Senator John Walsh Drops Out Of Montana Senate Race Amid Plagiarism Allegations
Just about a week after we learned that he had plagiarized a significant portion of an academic paper he wrote while at the Army War College, Senator John Walsh has dropped out of the race for Montana’s open Senate seat:
HELENA — Sen. John Walsh said Thursday he is pulling out of the Senate race because his campaign was distracted by the controversy over allegations that he plagiarized a U.S. Army War College research paper.
Walsh, a Democrat, said he decided to drop out of the race. He had canceled campaign events this week as he and his family discussed what he would do.
The New York Times reported July 23 that Walsh had plagiarized large portions of the research paper in 2007.

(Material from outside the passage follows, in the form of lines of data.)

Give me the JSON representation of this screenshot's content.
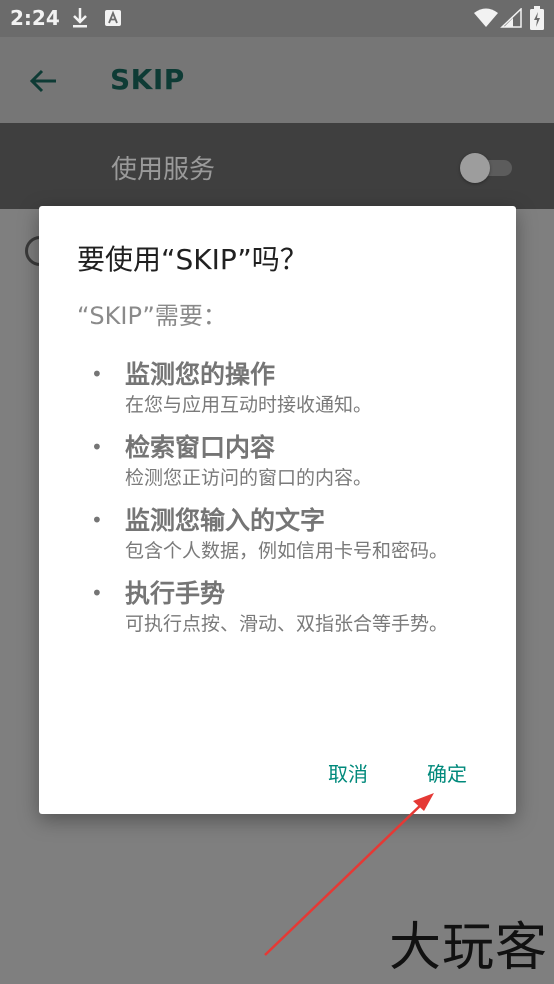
{
  "status_bar": {
    "time": "2:24",
    "icons": [
      "download-icon",
      "a-icon",
      "wifi-icon",
      "signal-icon",
      "battery-icon"
    ]
  },
  "app_bar": {
    "title": "SKIP",
    "back_icon": "arrow-back-icon"
  },
  "service_row": {
    "label": "使用服务",
    "toggle_state": "off"
  },
  "dialog": {
    "title": "要使用“SKIP”吗？",
    "subtitle": "“SKIP”需要：",
    "permissions": [
      {
        "title": "监测您的操作",
        "description": "在您与应用互动时接收通知。"
      },
      {
        "title": "检索窗口内容",
        "description": "检测您正访问的窗口的内容。"
      },
      {
        "title": "监测您输入的文字",
        "description": "包含个人数据，例如信用卡号和密码。"
      },
      {
        "title": "执行手势",
        "description": "可执行点按、滑动、双指张合等手势。"
      }
    ],
    "bullet": "•",
    "cancel_label": "取消",
    "confirm_label": "确定"
  },
  "watermark": "大玩客",
  "colors": {
    "accent": "#00897b",
    "annotation": "#e53935",
    "scrim": "#7f7f7f",
    "app_title": "#0e3b35"
  }
}
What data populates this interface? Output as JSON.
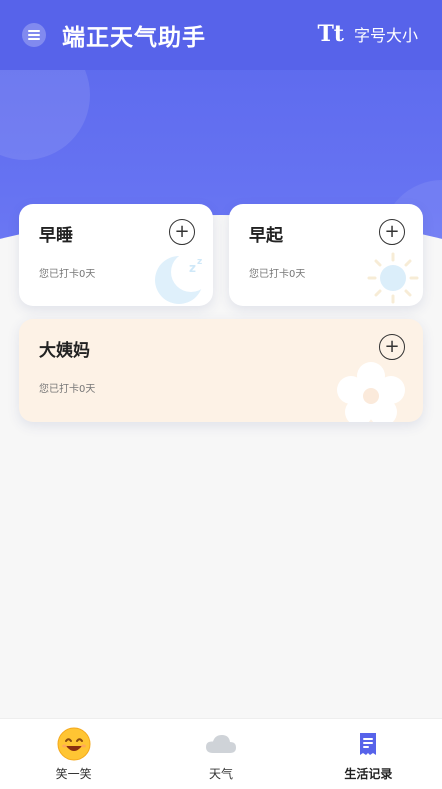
{
  "header": {
    "title": "端正天气助手",
    "font_size_icon": "Tt",
    "font_size_label": "字号大小",
    "menu_icon": "menu-icon"
  },
  "cards": [
    {
      "title": "早睡",
      "subtitle": "您已打卡0天",
      "icon": "moon-icon"
    },
    {
      "title": "早起",
      "subtitle": "您已打卡0天",
      "icon": "sun-icon"
    },
    {
      "title": "大姨妈",
      "subtitle": "您已打卡0天",
      "icon": "flower-icon"
    }
  ],
  "tabs": [
    {
      "label": "笑一笑",
      "icon": "smile-emoji-icon",
      "active": false
    },
    {
      "label": "天气",
      "icon": "cloud-icon",
      "active": false
    },
    {
      "label": "生活记录",
      "icon": "document-icon",
      "active": true
    }
  ],
  "colors": {
    "primary": "#5763ea",
    "card_warm": "#fdf2e6",
    "background": "#f7f7f7"
  }
}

Walsh will serve out the rest of his Senate term, which ends in early January 2015.
“I am ending my campaign so that I can focus on fulfilling the responsibility entrusted to me as your U.S. senator,” Walsh said in a statement to supporters. “You deserve someone who will always fight for Montana, and I will.”
The Montana Democratic Party now will choose a replacement for Walsh to appear on the Nov. 4 ballot, along with Republican Rep. Steve Daines and Libertarian Roger Roots.
The party has to select a new Senate candidate at a nominating convention by Aug. 20. About 175 delegates, including statewide and federal elected officials, county party committee leaders and the party executive board members, will pick the nominee.
Walsh was driving from Helena to Billings to personally tell his staff of his decision before it was publicly released.
“I am proud that with your support, we held our opponent (Daines) accountable for his hurtful record to privatize Medicare, to deny women the freedom to make their own health decisions and to sell off our public lands,” Walsh said in the statement. “I know how important it is to continue the fight for these Montana values, and it is time for us all to return to the real issues of this election.”
Daines had held a large lead in polls, but Walsh had narrowed the gap in the days before the New York Times story broke.
Editorials in the state’s largest newspapers had called on Walsh to drop out of the race because of the plagiarism.
Walsh, 53, who served 33 years in the Montana National Guard, was named as the state’s adjutant general by then-Gov. Brian Schweitzer in 2008.
Replacing Walsh on the ballot is apparently permitted under Montana law provided that the party acts by the time of its convention on August 20th. The question, of course, is who they might be able to find to take on the task of being their candidate in a race where the Republicans are favored. An ideal choice from the perspective of Democratic Party loyalists might be former Governor Brian Schweitzer, who remains very popular in the state. However, Schwetizer had been approached about running for the seat last year when Max Baucus announced his retirement. However, after flirting with the possibility of entering the race for a few months, the former Governor decided not to run in July of last year. Since then, he’s been acting more like someone thinking of mounting a bid for the Presidency in 2016 than a potential Senate candidates, especially with his recent attacks on Hillary Clinton. Whether he could be persuaded to get in the race now is a big unknown, but at this point he’s likely the only candidate the Democrats could select that would have a reasonable shot at winning.
Update: Former Governor Brian Schweitzer has just announced on Twitter that he will not be running:
I respectfully decline to seek the Senate nomination. Many thanks to John Walsh & I'll support whoever the next nominee turns out to be.
— Brian Schweitzer (@brianschweitzer) August 7, 2014
That was probably the Democrats best shot at holding on to this seat.